Jenny Schroedel lives in Holualoa, Hawaii, with her husband and two daughters. Her fifth book, Naming the Child: Hope-filled Reflections on Miscarriage, Stillbirth and Infant Death was released by Paraclete Press.
Though often cheesy, some church signs include profound truths. This one included profound truth.
It's only when we choose to bring our secrets out into the light that healing can begin.
There's a place so lonely, so frightening, it's closer to hope than you can imagine.
Society makes it sound like having a child is the end of the good life. Actually, it’s the beginning of a better life.
For most people, singleness is a temporary season. I wish I had more actively embraced its gifts before it ended.
In the midst of the horror of Nazi persecution, Etty Hillesum found beauty and hope and reason to be grateful. And showed that despite its tragedy and loneliness, life is beautiful.
It's not so much where you live, but how, that matters.
When somebody shames you, it's probably a good time to take a step back.
The more I explore the topic of humor, the more slippery the subject becomes.
Sometimes you're just facing normal obstacles on the path to success. And sometimes the dream needs to die entirely.
It's one of the great mysteries of the Christian life: sleep.
There's a reason what you want most seems so hard to achieve. Now some practical advice for getting there.
Hmm, I wonder, what exactly is happening to my brain?
A book about chastity is pointing the way in our sex-saturated culture.
The best is yet to come.
Being alone. For some, it's painful. For some, glorious. And for some, it's both.
We don't have to spend our time skipping along the surface of life, missing out on the richness of engaging deeply with those around us.
Insights into how to cultivate and appreciate friendships.
Sin has dulled your senses. Your skin feels thick, like the hide of a dragon. How can you possibly scrape all that off and become truly human again?

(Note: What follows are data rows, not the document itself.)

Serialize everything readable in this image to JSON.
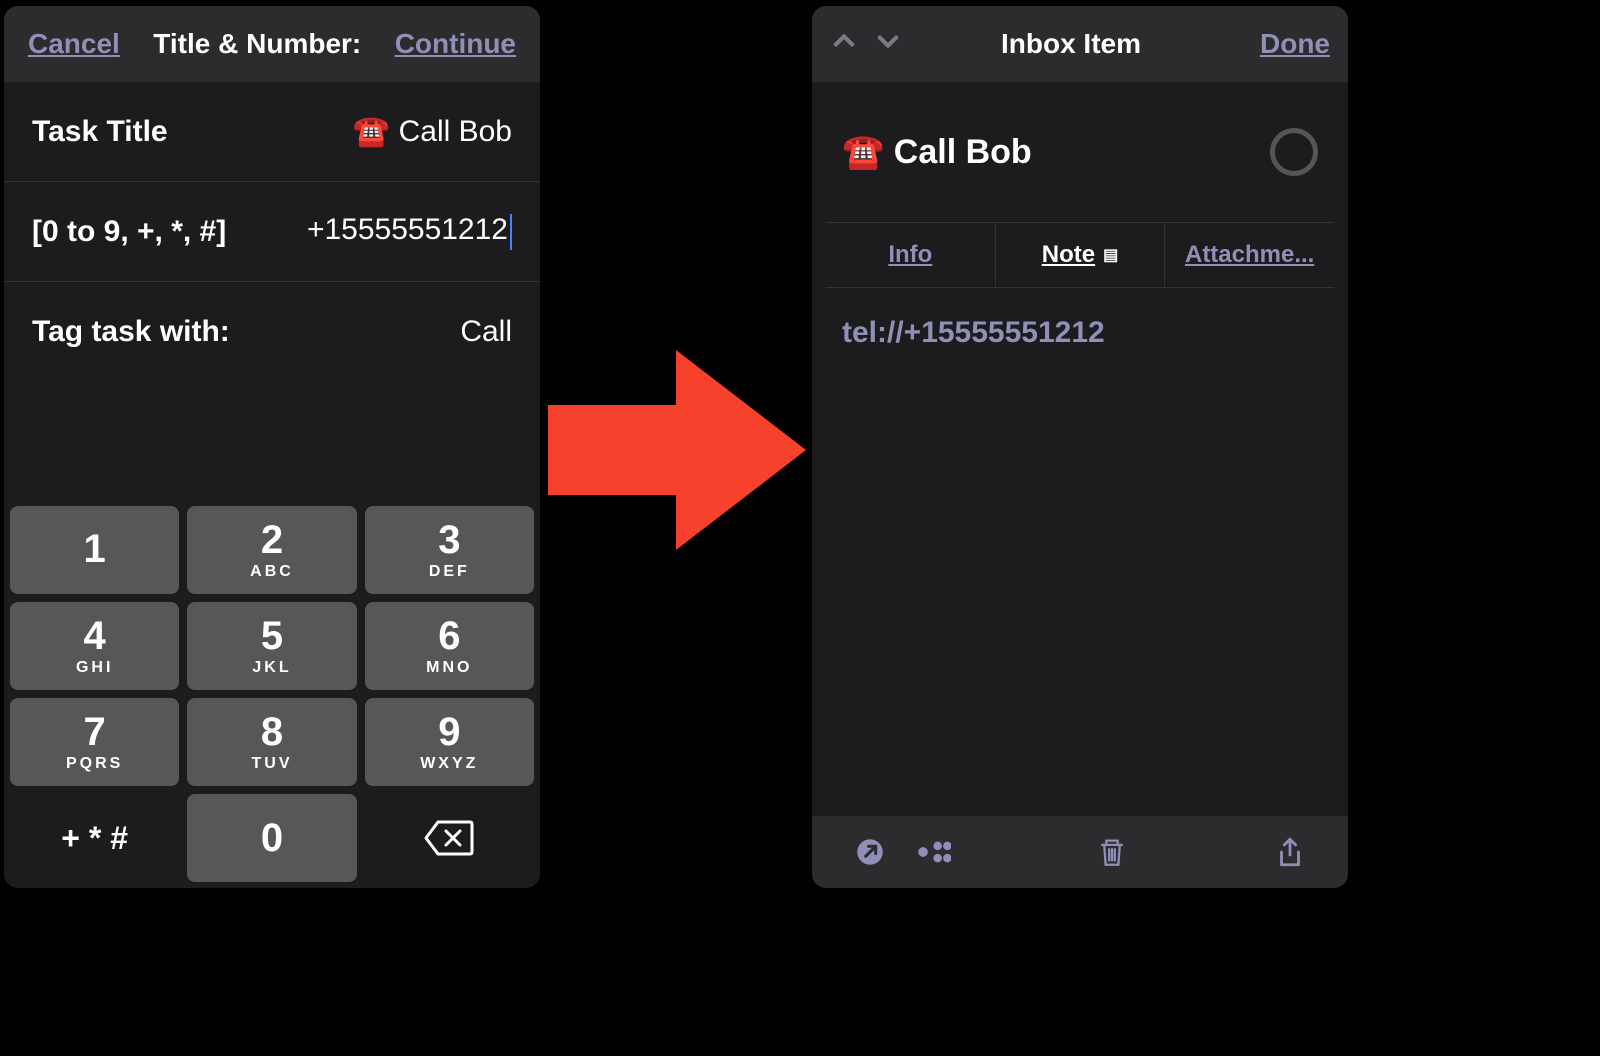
{
  "left": {
    "header": {
      "cancel": "Cancel",
      "title": "Title & Number:",
      "continue": "Continue"
    },
    "rows": {
      "task_title_label": "Task Title",
      "task_title_value": "☎️ Call Bob",
      "number_label": "[0 to 9, +, *, #]",
      "number_value": "+15555551212",
      "tag_label": "Tag task with:",
      "tag_value": "Call"
    },
    "keypad": [
      {
        "digit": "1",
        "letters": ""
      },
      {
        "digit": "2",
        "letters": "ABC"
      },
      {
        "digit": "3",
        "letters": "DEF"
      },
      {
        "digit": "4",
        "letters": "GHI"
      },
      {
        "digit": "5",
        "letters": "JKL"
      },
      {
        "digit": "6",
        "letters": "MNO"
      },
      {
        "digit": "7",
        "letters": "PQRS"
      },
      {
        "digit": "8",
        "letters": "TUV"
      },
      {
        "digit": "9",
        "letters": "WXYZ"
      }
    ],
    "fn_key": "+ * #",
    "zero_key": "0"
  },
  "right": {
    "header": {
      "title": "Inbox Item",
      "done": "Done"
    },
    "task_title": "☎️ Call Bob",
    "tabs": {
      "info": "Info",
      "note": "Note",
      "attach": "Attachme..."
    },
    "note_content": "tel://+15555551212"
  }
}
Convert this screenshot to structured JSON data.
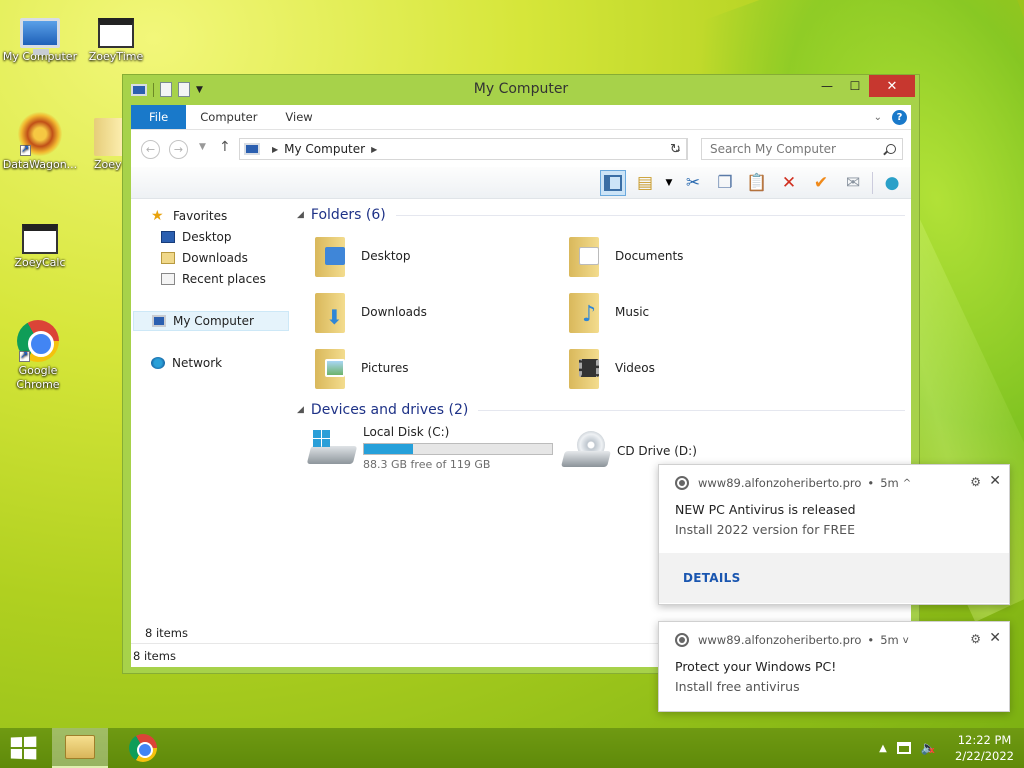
{
  "desktop": {
    "icons": [
      {
        "label": "My Computer"
      },
      {
        "label": "ZoeyTime"
      },
      {
        "label": "DataWagon..."
      },
      {
        "label": "Zoey"
      },
      {
        "label": "ZoeyCalc"
      },
      {
        "label": "Google Chrome"
      }
    ]
  },
  "window": {
    "title": "My Computer",
    "controls": {
      "minimize": "—",
      "maximize": "☐",
      "close": "✕"
    },
    "ribbon_tabs": [
      "File",
      "Computer",
      "View"
    ],
    "help": "?",
    "address": {
      "location": "My Computer"
    },
    "search": {
      "placeholder": "Search My Computer"
    },
    "nav": [
      {
        "label": "Favorites"
      },
      {
        "label": "Desktop"
      },
      {
        "label": "Downloads"
      },
      {
        "label": "Recent places"
      },
      {
        "label": "My Computer"
      },
      {
        "label": "Network"
      }
    ],
    "folders_header": "Folders (6)",
    "folders": [
      {
        "name": "Desktop"
      },
      {
        "name": "Documents"
      },
      {
        "name": "Downloads"
      },
      {
        "name": "Music"
      },
      {
        "name": "Pictures"
      },
      {
        "name": "Videos"
      }
    ],
    "devices_header": "Devices and drives (2)",
    "drives": [
      {
        "name": "Local Disk (C:)",
        "free": "88.3 GB free of 119 GB",
        "used_fraction": 0.258
      },
      {
        "name": "CD Drive (D:)"
      }
    ],
    "item_count": "8 items",
    "status": "8 items"
  },
  "notifications": [
    {
      "source": "www89.alfonzoheriberto.pro",
      "age": "5m",
      "expand": "^",
      "title": "NEW PC Antivirus is released",
      "body": "Install 2022 version for FREE",
      "action": "DETAILS"
    },
    {
      "source": "www89.alfonzoheriberto.pro",
      "age": "5m",
      "expand": "v",
      "title": "Protect your Windows PC!",
      "body": "Install free antivirus"
    }
  ],
  "taskbar": {
    "time": "12:22 PM",
    "date": "2/22/2022"
  },
  "colors": {
    "accent": "#1979ca",
    "window_frame": "#a7d24a",
    "taskbar": "#6f9a12",
    "close_button": "#c7372f",
    "drive_bar": "#26a0da"
  }
}
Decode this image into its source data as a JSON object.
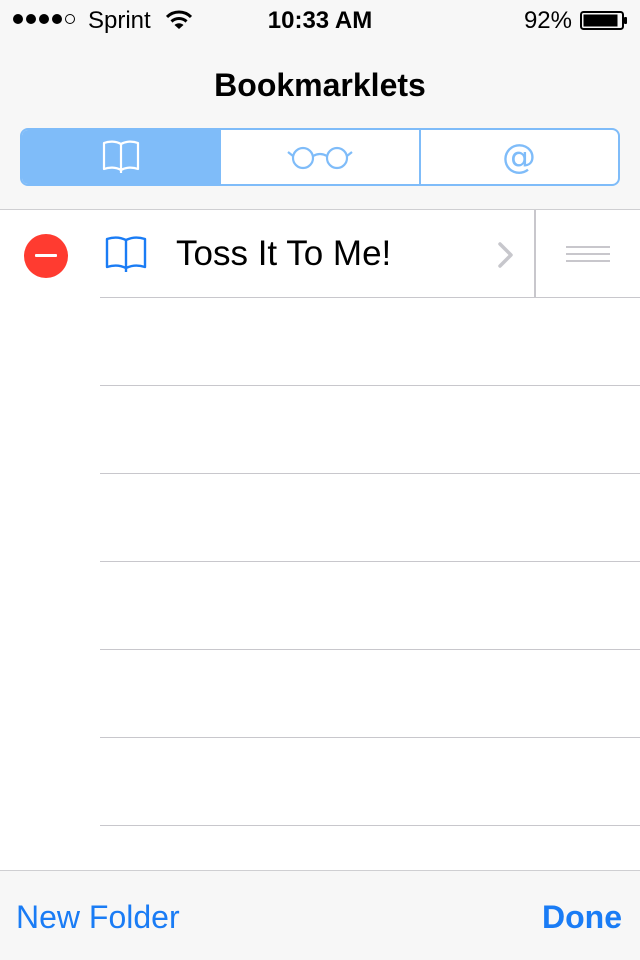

Despite the real risks that life in community might pose, healthy communities will ultimately give more than they take away.
The death of a loved one is devastating, even if that loved one has never been born.
We can see our longings as a bittersweet gift if we can look up from the tangled web of our own desires and see that they point past us, past the other person, to something more infinite.
The road to mental wholeness may be arduous, but there is hope. Thankfully.
A loved one dies. What can we do with our regrets? What can we do with the questions that seem to have no answers?
After a death occurs, there are no perfect words. Perhaps the most loving response is a willingness to linger with our bereaved friend beside their loss.
Finding a place to live is about more than lot size, square footage and resale. It's about finding your way home.
Readers agree — celibacy sounds good in theory. Now for a little practical advice.
Why anyone who's serious about friendship will do what it takes to put down jealousy.
For most people, singleness is a temporary season. This author wishes she had more actively embraced its gifts before it ended.
Too busy? Keeping perspective can give you all the time in the world.
How do you deal with a tragedy? Here’s some advice from people who’ve been there.
Sometimes you can't see suicide coming. Sometimes you can -- and sometimes you can stop it.
How Jenny learned to quit hating the mirror.
Helping young adults mature in Christ and prepare for marriage and family. Learn more
© Focus on the Family 1998-2015